Disproven link to colony collapse disorder

As of 2007, a new phenomenon called colony collapse disorder (CCD) began affecting bee hives all over North America. Initial speculation on possible causes ranged from new parasites to pesticide use[76] to the use of Bt transgenic crops.[77] The Mid-Atlantic Apiculture Research and Extension Consortium published a report in March 2007 that found no evidence that pollen from Bt crops is adversely affecting bees.[78] The actual cause of CCD was unknown in 2007, and scientists believe that it may have multiple exacerbating causes.[79] A leading theory as of January 2013 was that neonicotinoids may be the cause.[80][81]

Beta-exotoxins

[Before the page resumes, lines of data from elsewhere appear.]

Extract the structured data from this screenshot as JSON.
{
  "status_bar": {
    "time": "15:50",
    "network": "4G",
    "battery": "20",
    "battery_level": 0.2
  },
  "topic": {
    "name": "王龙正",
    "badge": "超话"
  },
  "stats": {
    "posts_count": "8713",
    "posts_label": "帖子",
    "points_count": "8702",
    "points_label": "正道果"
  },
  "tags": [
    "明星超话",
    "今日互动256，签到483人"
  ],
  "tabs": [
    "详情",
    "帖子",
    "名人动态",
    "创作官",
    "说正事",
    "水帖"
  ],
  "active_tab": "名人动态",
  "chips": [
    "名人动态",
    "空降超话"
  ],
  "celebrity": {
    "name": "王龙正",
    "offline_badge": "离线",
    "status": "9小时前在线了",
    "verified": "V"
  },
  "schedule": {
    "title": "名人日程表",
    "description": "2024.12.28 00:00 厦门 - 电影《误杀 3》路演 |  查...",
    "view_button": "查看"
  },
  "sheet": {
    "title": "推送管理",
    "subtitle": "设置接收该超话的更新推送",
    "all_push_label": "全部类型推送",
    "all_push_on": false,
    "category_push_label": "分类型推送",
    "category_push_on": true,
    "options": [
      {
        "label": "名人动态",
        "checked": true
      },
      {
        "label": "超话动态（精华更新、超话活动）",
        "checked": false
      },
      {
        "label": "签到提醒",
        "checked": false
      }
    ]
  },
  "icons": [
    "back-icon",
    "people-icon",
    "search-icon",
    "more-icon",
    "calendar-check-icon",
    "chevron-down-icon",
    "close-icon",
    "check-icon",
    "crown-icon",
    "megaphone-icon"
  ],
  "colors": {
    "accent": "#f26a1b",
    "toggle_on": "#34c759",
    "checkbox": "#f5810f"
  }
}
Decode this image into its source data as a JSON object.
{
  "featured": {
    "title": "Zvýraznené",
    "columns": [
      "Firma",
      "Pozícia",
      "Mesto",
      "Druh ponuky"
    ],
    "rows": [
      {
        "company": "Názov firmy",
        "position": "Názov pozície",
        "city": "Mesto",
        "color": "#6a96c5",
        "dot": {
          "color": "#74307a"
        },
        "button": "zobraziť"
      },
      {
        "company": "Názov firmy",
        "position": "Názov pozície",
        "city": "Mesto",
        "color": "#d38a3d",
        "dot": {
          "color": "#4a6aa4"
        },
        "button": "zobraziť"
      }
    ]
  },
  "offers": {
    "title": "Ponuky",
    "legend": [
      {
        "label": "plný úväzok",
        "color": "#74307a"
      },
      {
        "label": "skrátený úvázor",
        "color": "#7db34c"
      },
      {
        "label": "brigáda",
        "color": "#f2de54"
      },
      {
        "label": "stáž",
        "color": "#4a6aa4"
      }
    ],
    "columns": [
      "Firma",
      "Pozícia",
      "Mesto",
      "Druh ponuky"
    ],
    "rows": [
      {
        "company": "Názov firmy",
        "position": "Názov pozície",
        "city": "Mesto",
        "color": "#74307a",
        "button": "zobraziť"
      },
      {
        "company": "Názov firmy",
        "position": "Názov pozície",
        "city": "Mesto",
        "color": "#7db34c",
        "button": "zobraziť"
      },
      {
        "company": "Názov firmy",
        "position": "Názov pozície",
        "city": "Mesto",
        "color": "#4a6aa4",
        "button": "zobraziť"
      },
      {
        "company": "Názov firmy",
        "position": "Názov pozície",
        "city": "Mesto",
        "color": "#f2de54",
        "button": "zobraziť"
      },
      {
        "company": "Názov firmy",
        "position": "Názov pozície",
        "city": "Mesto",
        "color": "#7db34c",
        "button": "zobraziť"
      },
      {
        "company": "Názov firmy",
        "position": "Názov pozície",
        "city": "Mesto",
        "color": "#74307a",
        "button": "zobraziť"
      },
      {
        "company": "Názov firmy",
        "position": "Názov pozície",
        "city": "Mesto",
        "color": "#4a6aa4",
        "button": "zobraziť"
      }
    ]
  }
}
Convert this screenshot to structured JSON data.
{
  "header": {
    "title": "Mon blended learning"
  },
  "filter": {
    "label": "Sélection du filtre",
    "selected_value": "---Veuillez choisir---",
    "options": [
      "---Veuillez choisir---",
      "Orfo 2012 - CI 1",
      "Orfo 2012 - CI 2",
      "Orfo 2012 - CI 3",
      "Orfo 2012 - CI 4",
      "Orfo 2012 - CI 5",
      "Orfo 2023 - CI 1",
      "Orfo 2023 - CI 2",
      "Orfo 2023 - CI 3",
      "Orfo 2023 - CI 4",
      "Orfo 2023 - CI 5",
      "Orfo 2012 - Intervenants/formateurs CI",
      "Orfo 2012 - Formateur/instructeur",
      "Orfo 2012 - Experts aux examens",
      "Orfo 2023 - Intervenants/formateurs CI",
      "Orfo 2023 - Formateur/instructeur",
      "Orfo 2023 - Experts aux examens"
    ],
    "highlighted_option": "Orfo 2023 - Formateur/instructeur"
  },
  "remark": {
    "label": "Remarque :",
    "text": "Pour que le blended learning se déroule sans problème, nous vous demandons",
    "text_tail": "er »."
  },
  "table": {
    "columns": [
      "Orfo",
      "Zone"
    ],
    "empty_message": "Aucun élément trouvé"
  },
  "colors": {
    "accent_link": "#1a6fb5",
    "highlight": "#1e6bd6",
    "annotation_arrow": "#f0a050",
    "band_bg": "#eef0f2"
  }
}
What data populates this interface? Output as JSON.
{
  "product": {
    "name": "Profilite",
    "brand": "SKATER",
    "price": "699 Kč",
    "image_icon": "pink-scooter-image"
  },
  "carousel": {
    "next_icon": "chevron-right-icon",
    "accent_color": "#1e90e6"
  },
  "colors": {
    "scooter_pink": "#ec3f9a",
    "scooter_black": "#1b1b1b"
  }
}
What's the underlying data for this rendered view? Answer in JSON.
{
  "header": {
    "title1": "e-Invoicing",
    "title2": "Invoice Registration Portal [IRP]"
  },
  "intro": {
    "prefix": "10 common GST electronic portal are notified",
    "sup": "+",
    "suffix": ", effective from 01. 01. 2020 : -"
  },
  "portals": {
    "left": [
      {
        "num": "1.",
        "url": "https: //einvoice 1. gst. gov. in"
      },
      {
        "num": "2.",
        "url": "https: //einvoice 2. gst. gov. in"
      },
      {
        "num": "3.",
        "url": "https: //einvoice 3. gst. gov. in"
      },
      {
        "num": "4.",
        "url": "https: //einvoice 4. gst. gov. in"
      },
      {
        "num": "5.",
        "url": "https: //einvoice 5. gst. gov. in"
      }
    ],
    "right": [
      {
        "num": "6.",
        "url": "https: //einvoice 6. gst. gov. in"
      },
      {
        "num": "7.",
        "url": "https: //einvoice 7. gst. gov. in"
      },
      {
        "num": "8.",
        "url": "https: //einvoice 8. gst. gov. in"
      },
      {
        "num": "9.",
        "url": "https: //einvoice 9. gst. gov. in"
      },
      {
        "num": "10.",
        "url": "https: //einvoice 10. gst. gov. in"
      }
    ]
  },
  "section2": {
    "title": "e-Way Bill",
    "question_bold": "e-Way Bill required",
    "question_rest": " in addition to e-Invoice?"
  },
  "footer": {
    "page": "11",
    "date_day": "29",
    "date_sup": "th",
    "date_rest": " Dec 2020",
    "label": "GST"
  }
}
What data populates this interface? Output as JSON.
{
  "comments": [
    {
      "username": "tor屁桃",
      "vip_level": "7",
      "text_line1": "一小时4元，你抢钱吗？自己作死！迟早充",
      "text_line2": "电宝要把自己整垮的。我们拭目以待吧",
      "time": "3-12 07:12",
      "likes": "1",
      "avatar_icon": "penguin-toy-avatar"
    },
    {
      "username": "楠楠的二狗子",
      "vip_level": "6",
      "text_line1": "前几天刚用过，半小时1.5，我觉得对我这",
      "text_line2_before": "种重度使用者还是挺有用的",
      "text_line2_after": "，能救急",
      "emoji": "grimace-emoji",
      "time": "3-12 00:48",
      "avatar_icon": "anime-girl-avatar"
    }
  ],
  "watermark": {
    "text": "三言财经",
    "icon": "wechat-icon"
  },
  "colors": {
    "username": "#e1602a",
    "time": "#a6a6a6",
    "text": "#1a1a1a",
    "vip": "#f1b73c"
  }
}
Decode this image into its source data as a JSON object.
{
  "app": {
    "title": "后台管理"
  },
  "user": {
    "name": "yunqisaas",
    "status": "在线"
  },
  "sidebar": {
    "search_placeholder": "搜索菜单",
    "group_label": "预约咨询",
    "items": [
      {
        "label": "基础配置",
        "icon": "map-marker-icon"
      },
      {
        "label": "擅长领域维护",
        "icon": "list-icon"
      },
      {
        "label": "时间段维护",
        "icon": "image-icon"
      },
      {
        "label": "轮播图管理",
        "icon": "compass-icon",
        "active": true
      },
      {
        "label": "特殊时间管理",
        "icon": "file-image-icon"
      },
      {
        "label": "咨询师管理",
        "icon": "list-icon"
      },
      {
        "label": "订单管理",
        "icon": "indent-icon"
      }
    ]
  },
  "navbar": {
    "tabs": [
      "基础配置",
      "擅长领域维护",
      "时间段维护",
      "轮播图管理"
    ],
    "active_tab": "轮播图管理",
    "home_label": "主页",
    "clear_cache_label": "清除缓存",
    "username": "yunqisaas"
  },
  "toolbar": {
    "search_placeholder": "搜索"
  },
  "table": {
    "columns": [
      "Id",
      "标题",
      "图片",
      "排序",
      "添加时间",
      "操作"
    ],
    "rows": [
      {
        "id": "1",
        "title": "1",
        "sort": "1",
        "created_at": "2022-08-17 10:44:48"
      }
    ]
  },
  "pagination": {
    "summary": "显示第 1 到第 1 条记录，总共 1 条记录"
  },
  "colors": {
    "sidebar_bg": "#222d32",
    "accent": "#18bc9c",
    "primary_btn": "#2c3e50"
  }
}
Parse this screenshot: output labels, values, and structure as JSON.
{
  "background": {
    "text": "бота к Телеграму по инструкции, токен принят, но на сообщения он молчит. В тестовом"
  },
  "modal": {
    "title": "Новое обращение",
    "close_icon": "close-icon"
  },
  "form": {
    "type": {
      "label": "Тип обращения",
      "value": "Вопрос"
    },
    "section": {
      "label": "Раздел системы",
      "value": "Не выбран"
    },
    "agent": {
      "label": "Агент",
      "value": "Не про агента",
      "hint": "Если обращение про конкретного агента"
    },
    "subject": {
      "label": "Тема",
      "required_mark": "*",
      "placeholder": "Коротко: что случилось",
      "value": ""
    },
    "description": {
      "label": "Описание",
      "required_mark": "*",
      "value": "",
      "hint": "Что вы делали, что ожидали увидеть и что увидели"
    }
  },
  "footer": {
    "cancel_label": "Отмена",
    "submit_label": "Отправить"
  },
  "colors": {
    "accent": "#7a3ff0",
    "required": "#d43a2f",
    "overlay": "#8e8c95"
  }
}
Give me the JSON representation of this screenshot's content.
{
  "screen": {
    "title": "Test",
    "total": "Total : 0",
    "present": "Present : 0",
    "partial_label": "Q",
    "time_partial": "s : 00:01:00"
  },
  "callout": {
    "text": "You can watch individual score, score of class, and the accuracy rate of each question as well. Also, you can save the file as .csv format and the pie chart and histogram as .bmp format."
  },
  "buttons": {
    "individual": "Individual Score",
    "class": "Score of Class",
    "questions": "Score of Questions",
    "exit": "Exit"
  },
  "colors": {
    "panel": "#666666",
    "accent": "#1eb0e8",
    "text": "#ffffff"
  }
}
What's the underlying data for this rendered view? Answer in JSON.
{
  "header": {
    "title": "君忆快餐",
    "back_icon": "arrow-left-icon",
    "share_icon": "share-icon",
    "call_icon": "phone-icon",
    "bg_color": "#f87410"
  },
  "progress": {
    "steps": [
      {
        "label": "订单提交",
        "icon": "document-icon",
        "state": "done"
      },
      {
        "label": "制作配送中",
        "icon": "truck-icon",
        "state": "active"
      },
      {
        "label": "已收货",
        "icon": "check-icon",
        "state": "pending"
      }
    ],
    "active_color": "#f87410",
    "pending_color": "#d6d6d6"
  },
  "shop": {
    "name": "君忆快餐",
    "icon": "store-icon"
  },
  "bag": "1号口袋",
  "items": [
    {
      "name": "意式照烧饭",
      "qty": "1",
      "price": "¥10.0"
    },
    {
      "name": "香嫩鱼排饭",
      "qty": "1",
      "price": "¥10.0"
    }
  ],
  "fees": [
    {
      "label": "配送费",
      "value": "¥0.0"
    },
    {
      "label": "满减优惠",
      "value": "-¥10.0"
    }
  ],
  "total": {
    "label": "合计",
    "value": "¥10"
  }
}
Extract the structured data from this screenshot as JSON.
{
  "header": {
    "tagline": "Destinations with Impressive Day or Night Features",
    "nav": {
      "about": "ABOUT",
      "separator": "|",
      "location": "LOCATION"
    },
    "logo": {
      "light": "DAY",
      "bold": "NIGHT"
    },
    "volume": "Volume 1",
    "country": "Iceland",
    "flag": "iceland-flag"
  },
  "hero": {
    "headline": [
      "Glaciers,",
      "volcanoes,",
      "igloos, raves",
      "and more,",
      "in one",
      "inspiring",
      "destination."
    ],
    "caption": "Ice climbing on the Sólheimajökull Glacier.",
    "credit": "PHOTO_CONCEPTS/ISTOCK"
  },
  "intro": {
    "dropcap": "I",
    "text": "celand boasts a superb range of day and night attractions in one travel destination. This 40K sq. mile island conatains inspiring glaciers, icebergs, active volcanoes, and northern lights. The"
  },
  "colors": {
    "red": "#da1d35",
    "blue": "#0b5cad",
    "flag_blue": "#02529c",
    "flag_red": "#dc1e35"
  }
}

Some isolates of B. thuringiensis produce a class of insecticidal small molecules called beta-exotoxin, the common name for which is thuringiensin.[82] A consensus document produced by the OECD says: "Beta-exotoxin and the other Bacillus toxins may contribute to the insecticidal toxicity of the bacterium to lepidopteran, dipteran, and coleopteran insects. Beta-exotoxin is known to be toxic to humans and almost all other forms of life and its presence is prohibited in B. thuringiensis microbial products. Engineering of plants to contain and express only the genes for δ-endotoxins avoids the problem of assessing the risks posed by these other toxins that may be produced in microbial preparations."[83]

See also


References

Further reading

External links

  • Bacillus thuringiensis General Fact Sheet (National Pesticide Information Center)
  • Bacillus thuringiensis Technical Fact Sheet (National Pesticide Information Center)
  • Breakdown of the Bt toxin and effects on the soil quality Research project and results
  • Natural Resources Canada
  • Taxonomy (NIH)
  • NIAID
  • bEcon - Economics literature about the impacts of genetically engineered (GE) crops in developing economies

This article was sourced from Creative Commons Attribution-ShareAlike License; additional terms may apply. World Heritage Encyclopedia content is assembled from numerous content providers, Open Access Publishing, and in compliance with The Fair Access to Science and Technology Research Act (FASTR), Wikimedia Foundation, Inc., Public Library of Science, The Encyclopedia of Life, Open Book Publishers (OBP), PubMed, U.S. National Library of Medicine, National Center for Biotechnology Information, U.S. National Library of Medicine, National Institutes of Health (NIH), U.S. Department of Health & Human Services, and USA.gov, which sources content from all federal, state, local, tribal, and territorial government publication portals (.gov, .mil, .edu). Funding for USA.gov and content contributors is made possible from the U.S. Congress, E-Government Act of 2002.
 
Crowd sourced content that is contributed to World Heritage Encyclopedia is peer reviewed and edited by our editorial staff to ensure quality scholarly research articles.
 
By using this site, you agree to the Terms of Use and Privacy Policy. World Heritage Encyclopedia™ is a registered trademark of the World Public Library Association, a non-profit organization.
 


Copyright © World Library Foundation. All rights reserved. eBooks from Project Gutenberg are sponsored by the World Library Foundation,
a 501c(4) Member's Support Non-Profit Organization, and is NOT affiliated with any governmental agency or department.